++++ AVAILABLE RECORDS

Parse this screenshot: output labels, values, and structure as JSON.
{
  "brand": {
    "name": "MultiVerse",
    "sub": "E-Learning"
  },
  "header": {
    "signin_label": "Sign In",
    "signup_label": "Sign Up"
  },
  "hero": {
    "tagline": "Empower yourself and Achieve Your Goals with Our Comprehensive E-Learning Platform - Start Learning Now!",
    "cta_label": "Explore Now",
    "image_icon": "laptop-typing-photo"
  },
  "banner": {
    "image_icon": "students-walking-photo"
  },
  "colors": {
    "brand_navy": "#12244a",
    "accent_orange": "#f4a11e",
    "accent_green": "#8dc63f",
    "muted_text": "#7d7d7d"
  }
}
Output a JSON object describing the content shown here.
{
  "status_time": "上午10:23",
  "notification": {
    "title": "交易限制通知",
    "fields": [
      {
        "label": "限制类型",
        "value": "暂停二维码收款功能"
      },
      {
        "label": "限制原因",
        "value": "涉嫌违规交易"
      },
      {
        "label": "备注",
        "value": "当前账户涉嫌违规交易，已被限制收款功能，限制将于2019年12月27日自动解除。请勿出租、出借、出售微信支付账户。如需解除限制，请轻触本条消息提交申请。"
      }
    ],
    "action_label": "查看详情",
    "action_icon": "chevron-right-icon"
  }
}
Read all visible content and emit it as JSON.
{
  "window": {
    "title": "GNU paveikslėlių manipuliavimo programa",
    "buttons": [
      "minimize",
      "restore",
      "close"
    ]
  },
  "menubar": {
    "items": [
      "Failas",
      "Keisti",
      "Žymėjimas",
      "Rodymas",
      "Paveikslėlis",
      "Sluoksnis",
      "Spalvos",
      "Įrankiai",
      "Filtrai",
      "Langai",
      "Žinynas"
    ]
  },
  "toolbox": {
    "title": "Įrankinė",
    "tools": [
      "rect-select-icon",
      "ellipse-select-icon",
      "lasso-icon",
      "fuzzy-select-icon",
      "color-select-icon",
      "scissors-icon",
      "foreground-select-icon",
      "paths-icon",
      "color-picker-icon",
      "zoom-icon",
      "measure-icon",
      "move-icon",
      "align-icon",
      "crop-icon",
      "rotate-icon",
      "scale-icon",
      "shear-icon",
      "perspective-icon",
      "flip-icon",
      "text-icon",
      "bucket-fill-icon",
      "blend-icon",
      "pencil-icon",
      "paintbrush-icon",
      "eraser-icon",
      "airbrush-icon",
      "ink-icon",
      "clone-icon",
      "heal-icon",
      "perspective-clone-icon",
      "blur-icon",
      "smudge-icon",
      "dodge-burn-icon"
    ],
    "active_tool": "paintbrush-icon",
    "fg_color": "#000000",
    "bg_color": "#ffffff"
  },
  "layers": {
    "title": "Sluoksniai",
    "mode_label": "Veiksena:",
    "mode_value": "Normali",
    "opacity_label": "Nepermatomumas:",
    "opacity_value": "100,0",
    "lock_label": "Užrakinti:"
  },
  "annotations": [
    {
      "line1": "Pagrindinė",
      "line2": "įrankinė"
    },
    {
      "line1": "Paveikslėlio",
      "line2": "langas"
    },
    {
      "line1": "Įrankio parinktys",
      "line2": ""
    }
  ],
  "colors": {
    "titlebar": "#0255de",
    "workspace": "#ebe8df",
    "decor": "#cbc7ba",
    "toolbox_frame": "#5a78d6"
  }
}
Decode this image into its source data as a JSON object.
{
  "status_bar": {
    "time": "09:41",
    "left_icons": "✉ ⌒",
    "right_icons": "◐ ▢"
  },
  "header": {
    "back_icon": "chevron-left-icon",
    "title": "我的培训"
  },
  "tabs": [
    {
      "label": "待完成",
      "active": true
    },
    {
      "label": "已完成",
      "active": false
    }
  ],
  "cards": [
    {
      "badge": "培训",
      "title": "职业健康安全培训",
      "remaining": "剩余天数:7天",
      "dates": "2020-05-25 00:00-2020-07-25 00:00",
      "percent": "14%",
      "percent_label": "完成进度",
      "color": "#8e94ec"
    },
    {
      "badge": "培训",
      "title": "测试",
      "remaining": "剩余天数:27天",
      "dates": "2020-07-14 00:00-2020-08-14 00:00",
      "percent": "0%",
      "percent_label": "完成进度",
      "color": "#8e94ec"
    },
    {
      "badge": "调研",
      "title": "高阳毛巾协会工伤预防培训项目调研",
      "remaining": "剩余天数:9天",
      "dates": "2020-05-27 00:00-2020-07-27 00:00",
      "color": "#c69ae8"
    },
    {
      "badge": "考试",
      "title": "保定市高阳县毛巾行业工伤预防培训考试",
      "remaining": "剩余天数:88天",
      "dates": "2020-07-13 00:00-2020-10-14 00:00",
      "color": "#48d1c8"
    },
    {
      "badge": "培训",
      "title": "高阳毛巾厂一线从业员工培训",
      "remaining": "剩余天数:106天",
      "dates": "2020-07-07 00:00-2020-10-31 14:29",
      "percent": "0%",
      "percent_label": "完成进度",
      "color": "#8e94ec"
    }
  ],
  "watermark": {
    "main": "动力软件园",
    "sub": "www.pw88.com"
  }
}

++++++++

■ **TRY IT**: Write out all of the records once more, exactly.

■ **THE COMPLETED TASK**:
Parse this screenshot: output labels, values, and structure as JSON.
{
  "brand": {
    "name": "MultiVerse",
    "sub": "E-Learning"
  },
  "header": {
    "signin_label": "Sign In",
    "signup_label": "Sign Up"
  },
  "hero": {
    "tagline": "Empower yourself and Achieve Your Goals with Our Comprehensive E-Learning Platform - Start Learning Now!",
    "cta_label": "Explore Now",
    "image_icon": "laptop-typing-photo"
  },
  "banner": {
    "image_icon": "students-walking-photo"
  },
  "colors": {
    "brand_navy": "#12244a",
    "accent_orange": "#f4a11e",
    "accent_green": "#8dc63f",
    "muted_text": "#7d7d7d"
  }
}
Output a JSON object describing the content shown here.
{
  "status_time": "上午10:23",
  "notification": {
    "title": "交易限制通知",
    "fields": [
      {
        "label": "限制类型",
        "value": "暂停二维码收款功能"
      },
      {
        "label": "限制原因",
        "value": "涉嫌违规交易"
      },
      {
        "label": "备注",
        "value": "当前账户涉嫌违规交易，已被限制收款功能，限制将于2019年12月27日自动解除。请勿出租、出借、出售微信支付账户。如需解除限制，请轻触本条消息提交申请。"
      }
    ],
    "action_label": "查看详情",
    "action_icon": "chevron-right-icon"
  }
}
Read all visible content and emit it as JSON.
{
  "window": {
    "title": "GNU paveikslėlių manipuliavimo programa",
    "buttons": [
      "minimize",
      "restore",
      "close"
    ]
  },
  "menubar": {
    "items": [
      "Failas",
      "Keisti",
      "Žymėjimas",
      "Rodymas",
      "Paveikslėlis",
      "Sluoksnis",
      "Spalvos",
      "Įrankiai",
      "Filtrai",
      "Langai",
      "Žinynas"
    ]
  },
  "toolbox": {
    "title": "Įrankinė",
    "tools": [
      "rect-select-icon",
      "ellipse-select-icon",
      "lasso-icon",
      "fuzzy-select-icon",
      "color-select-icon",
      "scissors-icon",
      "foreground-select-icon",
      "paths-icon",
      "color-picker-icon",
      "zoom-icon",
      "measure-icon",
      "move-icon",
      "align-icon",
      "crop-icon",
      "rotate-icon",
      "scale-icon",
      "shear-icon",
      "perspective-icon",
      "flip-icon",
      "text-icon",
      "bucket-fill-icon",
      "blend-icon",
      "pencil-icon",
      "paintbrush-icon",
      "eraser-icon",
      "airbrush-icon",
      "ink-icon",
      "clone-icon",
      "heal-icon",
      "perspective-clone-icon",
      "blur-icon",
      "smudge-icon",
      "dodge-burn-icon"
    ],
    "active_tool": "paintbrush-icon",
    "fg_color": "#000000",
    "bg_color": "#ffffff"
  },
  "layers": {
    "title": "Sluoksniai",
    "mode_label": "Veiksena:",
    "mode_value": "Normali",
    "opacity_label": "Nepermatomumas:",
    "opacity_value": "100,0",
    "lock_label": "Užrakinti:"
  },
  "annotations": [
    {
      "line1": "Pagrindinė",
      "line2": "įrankinė"
    },
    {
      "line1": "Paveikslėlio",
      "line2": "langas"
    },
    {
      "line1": "Įrankio parinktys",
      "line2": ""
    }
  ],
  "colors": {
    "titlebar": "#0255de",
    "workspace": "#ebe8df",
    "decor": "#cbc7ba",
    "toolbox_frame": "#5a78d6"
  }
}
Decode this image into its source data as a JSON object.
{
  "status_bar": {
    "time": "09:41",
    "left_icons": "✉ ⌒",
    "right_icons": "◐ ▢"
  },
  "header": {
    "back_icon": "chevron-left-icon",
    "title": "我的培训"
  },
  "tabs": [
    {
      "label": "待完成",
      "active": true
    },
    {
      "label": "已完成",
      "active": false
    }
  ],
  "cards": [
    {
      "badge": "培训",
      "title": "职业健康安全培训",
      "remaining": "剩余天数:7天",
      "dates": "2020-05-25 00:00-2020-07-25 00:00",
      "percent": "14%",
      "percent_label": "完成进度",
      "color": "#8e94ec"
    },
    {
      "badge": "培训",
      "title": "测试",
      "remaining": "剩余天数:27天",
      "dates": "2020-07-14 00:00-2020-08-14 00:00",
      "percent": "0%",
      "percent_label": "完成进度",
      "color": "#8e94ec"
    },
    {
      "badge": "调研",
      "title": "高阳毛巾协会工伤预防培训项目调研",
      "remaining": "剩余天数:9天",
      "dates": "2020-05-27 00:00-2020-07-27 00:00",
      "color": "#c69ae8"
    },
    {
      "badge": "考试",
      "title": "保定市高阳县毛巾行业工伤预防培训考试",
      "remaining": "剩余天数:88天",
      "dates": "2020-07-13 00:00-2020-10-14 00:00",
      "color": "#48d1c8"
    },
    {
      "badge": "培训",
      "title": "高阳毛巾厂一线从业员工培训",
      "remaining": "剩余天数:106天",
      "dates": "2020-07-07 00:00-2020-10-31 14:29",
      "percent": "0%",
      "percent_label": "完成进度",
      "color": "#8e94ec"
    }
  ],
  "watermark": {
    "main": "动力软件园",
    "sub": "www.pw88.com"
  }
}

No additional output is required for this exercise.